**Work item:** Repeat the records in full, exactly.
Available data START
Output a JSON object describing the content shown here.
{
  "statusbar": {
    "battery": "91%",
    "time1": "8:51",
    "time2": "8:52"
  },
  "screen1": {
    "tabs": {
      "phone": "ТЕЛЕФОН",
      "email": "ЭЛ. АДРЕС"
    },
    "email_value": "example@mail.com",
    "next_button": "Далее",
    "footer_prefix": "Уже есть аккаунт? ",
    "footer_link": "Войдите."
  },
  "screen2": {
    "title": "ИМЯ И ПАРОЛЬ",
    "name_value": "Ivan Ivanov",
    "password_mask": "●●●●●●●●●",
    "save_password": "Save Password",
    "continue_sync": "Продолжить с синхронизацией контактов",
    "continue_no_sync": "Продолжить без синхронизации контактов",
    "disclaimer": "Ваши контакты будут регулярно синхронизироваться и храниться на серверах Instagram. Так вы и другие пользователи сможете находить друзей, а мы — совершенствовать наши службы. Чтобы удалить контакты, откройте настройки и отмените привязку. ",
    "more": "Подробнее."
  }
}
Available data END
**Exercise output:**
Output a JSON object describing the content shown here.
{
  "statusbar": {
    "battery": "91%",
    "time1": "8:51",
    "time2": "8:52"
  },
  "screen1": {
    "tabs": {
      "phone": "ТЕЛЕФОН",
      "email": "ЭЛ. АДРЕС"
    },
    "email_value": "example@mail.com",
    "next_button": "Далее",
    "footer_prefix": "Уже есть аккаунт? ",
    "footer_link": "Войдите."
  },
  "screen2": {
    "title": "ИМЯ И ПАРОЛЬ",
    "name_value": "Ivan Ivanov",
    "password_mask": "●●●●●●●●●",
    "save_password": "Save Password",
    "continue_sync": "Продолжить с синхронизацией контактов",
    "continue_no_sync": "Продолжить без синхронизации контактов",
    "disclaimer": "Ваши контакты будут регулярно синхронизироваться и храниться на серверах Instagram. Так вы и другие пользователи сможете находить друзей, а мы — совершенствовать наши службы. Чтобы удалить контакты, откройте настройки и отмените привязку. ",
    "more": "Подробнее."
  }
}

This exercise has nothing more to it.